_EXERCISE REQUIREMENTS_.
Lines with the word "name" are the ones wanted. Copy each of them from the entries below.

_DATA IN THIS EXERCISE_.
= = =

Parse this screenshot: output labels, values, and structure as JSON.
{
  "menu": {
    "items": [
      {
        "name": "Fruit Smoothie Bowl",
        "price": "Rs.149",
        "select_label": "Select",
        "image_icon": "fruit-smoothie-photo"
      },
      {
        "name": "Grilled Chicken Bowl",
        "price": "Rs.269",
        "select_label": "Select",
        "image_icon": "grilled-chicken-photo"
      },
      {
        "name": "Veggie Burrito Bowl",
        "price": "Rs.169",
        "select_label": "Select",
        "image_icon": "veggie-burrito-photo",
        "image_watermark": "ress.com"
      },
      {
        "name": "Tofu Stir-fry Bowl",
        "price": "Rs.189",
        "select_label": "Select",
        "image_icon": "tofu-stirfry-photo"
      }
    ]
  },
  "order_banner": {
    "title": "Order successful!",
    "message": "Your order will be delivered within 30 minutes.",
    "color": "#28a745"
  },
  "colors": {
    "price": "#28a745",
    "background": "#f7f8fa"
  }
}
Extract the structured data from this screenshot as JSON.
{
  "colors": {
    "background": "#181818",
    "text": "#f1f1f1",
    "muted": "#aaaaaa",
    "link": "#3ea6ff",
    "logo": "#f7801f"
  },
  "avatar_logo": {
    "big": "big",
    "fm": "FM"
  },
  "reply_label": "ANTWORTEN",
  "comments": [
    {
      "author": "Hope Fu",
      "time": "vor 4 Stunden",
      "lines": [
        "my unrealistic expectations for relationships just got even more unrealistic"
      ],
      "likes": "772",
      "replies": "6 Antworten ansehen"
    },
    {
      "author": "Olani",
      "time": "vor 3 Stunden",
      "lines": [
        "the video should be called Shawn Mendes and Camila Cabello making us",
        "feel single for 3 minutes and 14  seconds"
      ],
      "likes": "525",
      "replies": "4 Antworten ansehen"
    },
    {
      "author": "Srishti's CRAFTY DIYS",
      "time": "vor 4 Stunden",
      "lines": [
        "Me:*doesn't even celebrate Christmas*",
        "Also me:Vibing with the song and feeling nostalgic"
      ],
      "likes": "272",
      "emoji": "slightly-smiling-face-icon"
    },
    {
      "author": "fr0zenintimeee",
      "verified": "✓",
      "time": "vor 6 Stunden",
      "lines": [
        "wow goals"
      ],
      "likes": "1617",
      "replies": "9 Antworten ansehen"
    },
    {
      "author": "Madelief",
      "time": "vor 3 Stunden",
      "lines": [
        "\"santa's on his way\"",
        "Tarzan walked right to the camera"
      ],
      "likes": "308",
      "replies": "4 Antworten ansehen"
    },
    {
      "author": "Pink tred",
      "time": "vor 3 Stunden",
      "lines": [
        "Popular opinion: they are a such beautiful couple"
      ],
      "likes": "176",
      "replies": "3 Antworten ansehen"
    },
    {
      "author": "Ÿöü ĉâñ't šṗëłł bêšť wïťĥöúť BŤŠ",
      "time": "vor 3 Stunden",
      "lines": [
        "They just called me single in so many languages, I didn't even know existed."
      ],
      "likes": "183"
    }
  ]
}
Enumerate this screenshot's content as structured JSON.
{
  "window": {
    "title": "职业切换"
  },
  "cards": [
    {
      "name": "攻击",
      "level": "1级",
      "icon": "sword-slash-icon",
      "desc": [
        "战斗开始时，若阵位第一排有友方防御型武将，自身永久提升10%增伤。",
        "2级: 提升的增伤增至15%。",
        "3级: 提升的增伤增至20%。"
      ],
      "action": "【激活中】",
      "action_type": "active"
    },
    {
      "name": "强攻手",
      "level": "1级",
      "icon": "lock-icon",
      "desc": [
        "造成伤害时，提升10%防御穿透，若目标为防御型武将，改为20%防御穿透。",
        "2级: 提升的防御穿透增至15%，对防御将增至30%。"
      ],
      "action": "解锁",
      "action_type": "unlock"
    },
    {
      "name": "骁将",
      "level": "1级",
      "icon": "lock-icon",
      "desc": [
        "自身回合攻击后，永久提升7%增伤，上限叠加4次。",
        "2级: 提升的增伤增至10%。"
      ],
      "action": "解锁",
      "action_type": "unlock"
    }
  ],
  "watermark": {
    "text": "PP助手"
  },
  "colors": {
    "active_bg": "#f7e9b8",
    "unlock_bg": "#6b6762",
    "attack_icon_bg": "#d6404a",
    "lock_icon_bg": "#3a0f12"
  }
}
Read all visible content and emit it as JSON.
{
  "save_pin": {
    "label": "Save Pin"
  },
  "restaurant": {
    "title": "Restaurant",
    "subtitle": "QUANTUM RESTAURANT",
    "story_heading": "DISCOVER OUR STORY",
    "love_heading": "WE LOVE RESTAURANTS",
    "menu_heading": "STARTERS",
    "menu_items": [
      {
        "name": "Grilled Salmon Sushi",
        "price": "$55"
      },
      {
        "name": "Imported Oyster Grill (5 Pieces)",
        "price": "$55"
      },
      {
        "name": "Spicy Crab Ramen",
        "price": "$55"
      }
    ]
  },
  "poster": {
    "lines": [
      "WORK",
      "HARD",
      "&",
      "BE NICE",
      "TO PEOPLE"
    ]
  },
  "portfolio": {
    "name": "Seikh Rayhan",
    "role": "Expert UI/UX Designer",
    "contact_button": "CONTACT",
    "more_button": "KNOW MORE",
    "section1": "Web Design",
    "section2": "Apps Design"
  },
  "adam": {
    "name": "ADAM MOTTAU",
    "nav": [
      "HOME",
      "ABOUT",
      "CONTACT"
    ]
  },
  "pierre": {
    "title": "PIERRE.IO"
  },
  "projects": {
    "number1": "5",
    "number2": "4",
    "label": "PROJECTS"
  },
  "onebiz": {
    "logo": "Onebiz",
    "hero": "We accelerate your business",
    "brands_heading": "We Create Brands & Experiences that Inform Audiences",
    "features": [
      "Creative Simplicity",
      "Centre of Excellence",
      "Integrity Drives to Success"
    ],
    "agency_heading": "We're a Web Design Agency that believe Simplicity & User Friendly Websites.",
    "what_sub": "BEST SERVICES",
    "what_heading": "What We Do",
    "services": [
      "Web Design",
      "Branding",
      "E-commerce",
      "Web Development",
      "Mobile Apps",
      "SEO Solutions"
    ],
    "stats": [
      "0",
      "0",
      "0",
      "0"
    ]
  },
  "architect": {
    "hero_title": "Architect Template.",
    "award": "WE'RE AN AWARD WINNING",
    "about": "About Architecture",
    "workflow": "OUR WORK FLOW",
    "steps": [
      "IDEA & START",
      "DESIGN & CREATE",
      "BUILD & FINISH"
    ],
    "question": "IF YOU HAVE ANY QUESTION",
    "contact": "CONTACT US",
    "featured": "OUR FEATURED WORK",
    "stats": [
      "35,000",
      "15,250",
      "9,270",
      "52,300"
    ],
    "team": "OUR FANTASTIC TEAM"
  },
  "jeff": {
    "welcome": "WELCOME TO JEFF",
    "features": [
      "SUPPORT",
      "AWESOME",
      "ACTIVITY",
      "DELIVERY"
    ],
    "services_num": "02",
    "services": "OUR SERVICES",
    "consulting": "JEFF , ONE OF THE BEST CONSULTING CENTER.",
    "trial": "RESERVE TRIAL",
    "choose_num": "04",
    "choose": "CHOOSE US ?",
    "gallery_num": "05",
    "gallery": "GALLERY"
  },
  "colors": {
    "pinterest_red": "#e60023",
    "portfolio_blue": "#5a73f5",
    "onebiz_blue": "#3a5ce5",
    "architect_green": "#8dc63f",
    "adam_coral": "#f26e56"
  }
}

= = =

_RESULT_.
        "name": "Fruit Smoothie Bowl",
        "name": "Grilled Chicken Bowl",
        "name": "Veggie Burrito Bowl",
        "name": "Tofu Stir-fry Bowl",
      "name": "攻击",
      "name": "强攻手",
      "name": "骁将",
        "name": "Grilled Salmon Sushi",
        "name": "Imported Oyster Grill (5 Pieces)",
        "name": "Spicy Crab Ramen",
    "name": "Seikh Rayhan",
    "name": "ADAM MOTTAU",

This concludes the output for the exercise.